Problem statement: Search the entries for the line containing "Output a JSON". Repeat it, then every line after it, exactly through the final line.

Top of Material to process

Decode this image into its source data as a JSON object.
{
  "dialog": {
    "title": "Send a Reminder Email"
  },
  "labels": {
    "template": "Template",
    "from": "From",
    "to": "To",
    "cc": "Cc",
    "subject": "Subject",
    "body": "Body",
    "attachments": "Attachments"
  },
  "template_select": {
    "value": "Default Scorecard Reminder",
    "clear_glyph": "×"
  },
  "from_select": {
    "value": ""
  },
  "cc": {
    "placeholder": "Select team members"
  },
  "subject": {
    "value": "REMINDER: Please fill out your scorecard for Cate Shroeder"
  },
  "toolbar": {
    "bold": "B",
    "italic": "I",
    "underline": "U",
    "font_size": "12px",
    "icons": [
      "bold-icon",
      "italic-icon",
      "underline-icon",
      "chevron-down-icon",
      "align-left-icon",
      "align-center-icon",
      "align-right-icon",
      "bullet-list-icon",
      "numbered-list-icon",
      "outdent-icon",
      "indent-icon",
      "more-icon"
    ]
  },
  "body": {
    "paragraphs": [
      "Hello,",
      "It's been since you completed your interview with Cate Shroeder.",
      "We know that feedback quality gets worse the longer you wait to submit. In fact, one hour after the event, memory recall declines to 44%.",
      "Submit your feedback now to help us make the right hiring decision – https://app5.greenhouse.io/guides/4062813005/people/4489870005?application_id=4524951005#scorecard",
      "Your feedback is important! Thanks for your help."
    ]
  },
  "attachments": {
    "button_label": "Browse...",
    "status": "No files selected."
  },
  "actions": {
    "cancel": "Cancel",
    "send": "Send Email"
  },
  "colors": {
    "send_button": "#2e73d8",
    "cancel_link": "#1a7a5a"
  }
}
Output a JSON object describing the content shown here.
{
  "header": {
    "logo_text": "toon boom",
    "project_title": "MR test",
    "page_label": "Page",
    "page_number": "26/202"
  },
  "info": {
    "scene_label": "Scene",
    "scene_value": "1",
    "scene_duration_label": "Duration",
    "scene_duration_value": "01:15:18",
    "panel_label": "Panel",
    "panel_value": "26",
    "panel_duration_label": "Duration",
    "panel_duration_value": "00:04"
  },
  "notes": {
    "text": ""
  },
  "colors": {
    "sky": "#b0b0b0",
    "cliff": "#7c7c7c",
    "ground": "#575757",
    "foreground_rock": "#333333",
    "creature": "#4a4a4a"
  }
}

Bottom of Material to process

Exercise result:
Output a JSON object describing the content shown here.
{
  "header": {
    "logo_text": "toon boom",
    "project_title": "MR test",
    "page_label": "Page",
    "page_number": "26/202"
  },
  "info": {
    "scene_label": "Scene",
    "scene_value": "1",
    "scene_duration_label": "Duration",
    "scene_duration_value": "01:15:18",
    "panel_label": "Panel",
    "panel_value": "26",
    "panel_duration_label": "Duration",
    "panel_duration_value": "00:04"
  },
  "notes": {
    "text": ""
  },
  "colors": {
    "sky": "#b0b0b0",
    "cliff": "#7c7c7c",
    "ground": "#575757",
    "foreground_rock": "#333333",
    "creature": "#4a4a4a"
  }
}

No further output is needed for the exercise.